Tuesday, January 7, 2020

From a young age, Janet (Moylan) Ritter (’92 BSPh, ’94 PharmD) learned that almost anyone could be a good athlete with enough practice but that being a good student-athlete took a special sort of person, someone who could keep up with a rigorous physical regime, but also keep up with a weekly schedule of academic work that left barely enough time for a few hours of shut-eye. “Studying pharmacy and also playing women’s volleyball at the University of Iowa took immense focus,” says Ritter, who lives with her husband, Dave, and their five children in Tinley Park, Illinois. “Both activities demand considerable amounts of time, energy and effort. I had to be constantly ‘on’ in order to keep up with everything.”

Janet Ritter Credits Sports and Academics for Her Success
Janet Ritter
​​​​​'92 BSPh, '94 PharmD

My time at Iowa was invaluable for preparing me for my career in clinical practice, academia, and industry,” says Ritter. “I encourage all students to take full advantage of opportunities to interact with faculty members because this will help you understand complex material and provide a solid foundation for clinical rotations.

Volleyball shorts and lab coats

Ritter was recruited to play on Iowa’s women’s volleyball team despite the fact that she was small for the sport – standing at just 5-feet-7-inches. She served as starting setter for the Hawkeyes for all four years of her undergraduate career at Iowa and led the team in assists and digs each year. “Blocking was not my forte due to my relatively short height, but I made up for it with my agility on the court,” says Ritter, who was the first NCAA female athlete to graduate from the College of Pharmacy. During her years on the Iowa City campus, Ritter especially enjoyed the therapeutics courses she took. These courses taught Ritter how to work with patients, identify drug-related problems, and recommend care plans. Ritter, who is the medical managed care director for Sanofi Genzyme, a global pharmaceutical company, says she still uses the same approach to patient care today. “My time at Iowa was invaluable for preparing me for my career in clinical practice, academia, and industry,” says Ritter. “I encourage all students to take full advantage of opportunities to interact with faculty members because this will help you understand complex material and provide a solid foundation for clinical rotations.”

Raising Hawkeye kids

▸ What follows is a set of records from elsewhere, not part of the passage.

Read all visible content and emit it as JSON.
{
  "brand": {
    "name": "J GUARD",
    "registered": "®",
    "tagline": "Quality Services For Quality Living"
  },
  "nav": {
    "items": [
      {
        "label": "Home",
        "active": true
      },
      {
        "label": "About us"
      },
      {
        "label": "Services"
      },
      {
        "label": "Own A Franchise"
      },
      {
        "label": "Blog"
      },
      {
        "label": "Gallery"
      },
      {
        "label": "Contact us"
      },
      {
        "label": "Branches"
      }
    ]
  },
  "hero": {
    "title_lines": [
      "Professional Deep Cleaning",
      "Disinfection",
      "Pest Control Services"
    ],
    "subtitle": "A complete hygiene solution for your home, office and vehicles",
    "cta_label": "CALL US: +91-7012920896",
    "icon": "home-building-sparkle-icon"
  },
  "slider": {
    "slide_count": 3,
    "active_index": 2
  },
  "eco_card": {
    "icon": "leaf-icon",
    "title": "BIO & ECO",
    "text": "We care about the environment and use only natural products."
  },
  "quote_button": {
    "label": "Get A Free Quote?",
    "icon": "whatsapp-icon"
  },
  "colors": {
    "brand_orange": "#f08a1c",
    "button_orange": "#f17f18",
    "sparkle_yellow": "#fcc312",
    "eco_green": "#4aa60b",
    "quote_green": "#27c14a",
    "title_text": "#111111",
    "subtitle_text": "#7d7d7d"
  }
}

As a mother, Ritter talks often with her children about the value of education. Her oldest child, daughter Samantha, will graduate in May with degrees in biology and chemistry from Colorado Mesa University. Samantha also plays college volleyball, just like her mother, and is considering pursuing a graduate degree at the University of Iowa. Ritter’s oldest son, Jackson, already attends Iowa, and is a member of the Iowa football team. He is a student at the Tippie College of Business. “I’d love to have both Samantha and Jackson at the University of Iowa, and I know they’d love to be on the same campus together,” says Ritter. “They have grown up hearing stories about Iowa City and the incredible experience I had at Iowa.” Ritter’s three other children – sons Ben, DJ and Jacob – may also follow in their mother’s footsteps and attend Iowa. The three younger children play multiple sports, and balancing their athleticism and schoolwork is a common dinner table conversation, she says. “Sports teaches a lot of invaluable lessons, but ultimately, an athletic career is transient,” Ritter says. “My husband and I try to teach our children how to find the right balance between sports and academics, but we also stress that academics should always take precedence.”

Fitting it all in

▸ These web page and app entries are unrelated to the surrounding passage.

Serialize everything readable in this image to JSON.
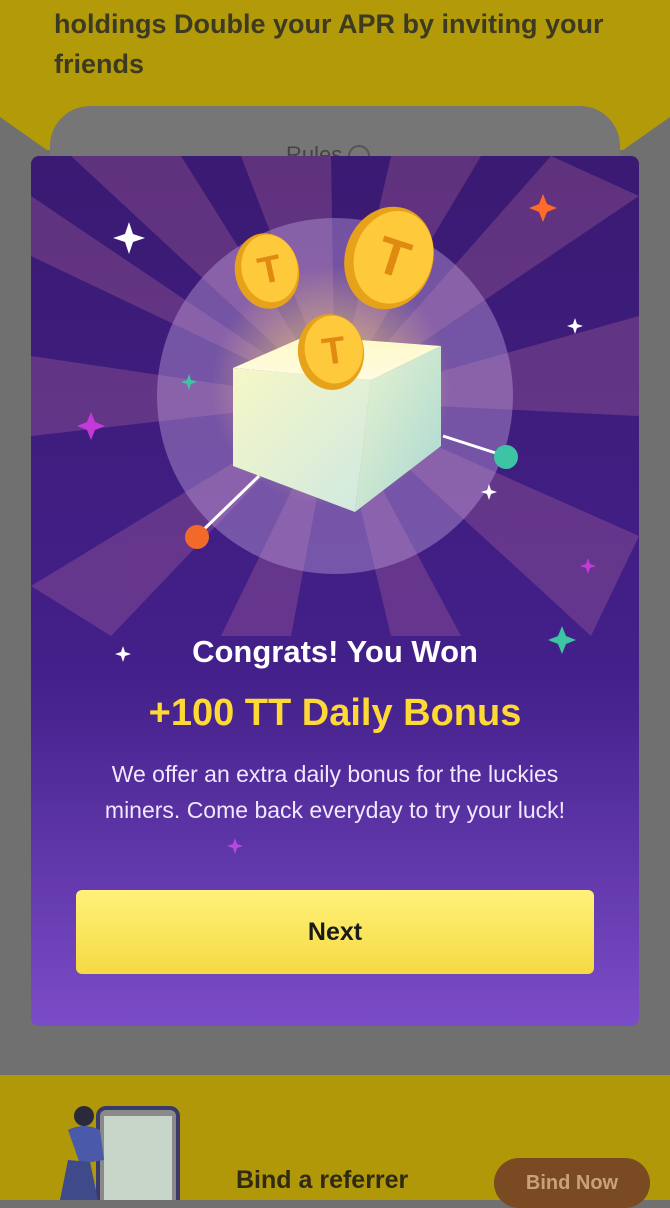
{
  "background": {
    "header_text": "holdings Double your APR by inviting your friends",
    "rules_label": "Rules",
    "bind_referrer_label": "Bind a referrer",
    "bind_now_label": "Bind Now"
  },
  "modal": {
    "title": "Congrats! You Won",
    "bonus": "+100 TT Daily Bonus",
    "description": "We offer an extra daily bonus for the luckies miners. Come back everyday to try your luck!",
    "next_label": "Next",
    "coin_letter": "T"
  },
  "colors": {
    "modal_bg": "#43208a",
    "bonus_text": "#ffd933",
    "button": "#f5d942"
  }
}
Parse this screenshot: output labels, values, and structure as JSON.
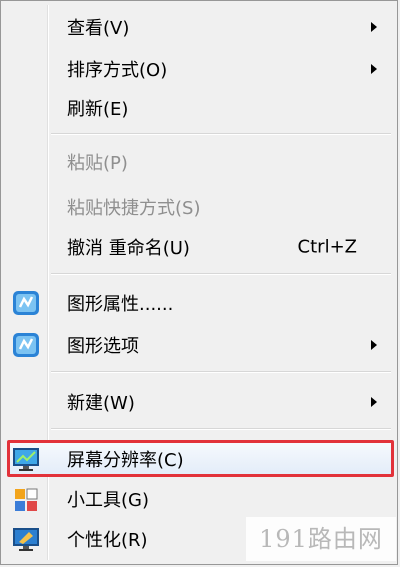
{
  "menu": {
    "items": {
      "view": {
        "label": "查看(V)"
      },
      "sort": {
        "label": "排序方式(O)"
      },
      "refresh": {
        "label": "刷新(E)"
      },
      "paste": {
        "label": "粘贴(P)"
      },
      "paste_shortcut": {
        "label": "粘贴快捷方式(S)"
      },
      "undo_rename": {
        "label": "撤消 重命名(U)",
        "shortcut": "Ctrl+Z"
      },
      "graphics_properties": {
        "label": "图形属性......"
      },
      "graphics_options": {
        "label": "图形选项"
      },
      "new": {
        "label": "新建(W)"
      },
      "screen_resolution": {
        "label": "屏幕分辨率(C)"
      },
      "gadgets": {
        "label": "小工具(G)"
      },
      "personalize": {
        "label": "个性化(R)"
      }
    },
    "icons": {
      "graphics_properties": "intel-graphics-icon",
      "graphics_options": "intel-graphics-icon",
      "screen_resolution": "monitor-icon",
      "gadgets": "gadgets-icon",
      "personalize": "personalize-monitor-icon"
    },
    "highlight_color": "#e2323a"
  },
  "watermark": {
    "text": "191路由网"
  }
}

Ritter did lots of juggling when she was a student at Iowa. During the volleyball season, she would miss an average of 10 days of school, which meant she had to make up for a lot of missed coursework, and she had to take summer courses to earn the credits she needed to graduate. During her third year at Iowa, the team changed its Tuesday practice time so she could take her Pharmaceutics Lab course. “I studied whenever I could and soon became an expert at studying on six-hour bus rides, bumpy airplane flights or well into the middle of the night,” Ritter says. “My goal was always to graduate pharmacy school with honors and to be an excellent teammate for the Iowa volleyball team. I stayed focused on that goal.” Her hard work paid off. Ritter was awarded many scholar/athlete awards, including All Big Ten (second team and honorable mention), Academic All Big Ten, the bronze, silver and gold medals for academic excellence awarded by the University of Iowa Board in Control of Athletics, and a Collegiate Scholar Senior Award. But of all of her awards, the most special was the Big Ten Medal of Honor. “This award speaks to the devotion and work ethic I displayed for both academics and athletics,” Ritter says.

Never a dull moment

Ritter’s day-to-day work routine is not routine at all. As director of medical managed care and the PharmD fellowship program at Sanofi Genzyme, Ritter can find herself presenting a disease state program in asthma or multiple sclerosis to pharmacy specialists or discussing clinical trials and pharmacoeconomic data with pharmacy benefit managers. “I have never been a person who talks about what needs to be done, I just do it,” says Ritter. “Having goals or a plan is valuable but spending too much time talking about what you need to accomplish can be a waste of energy.”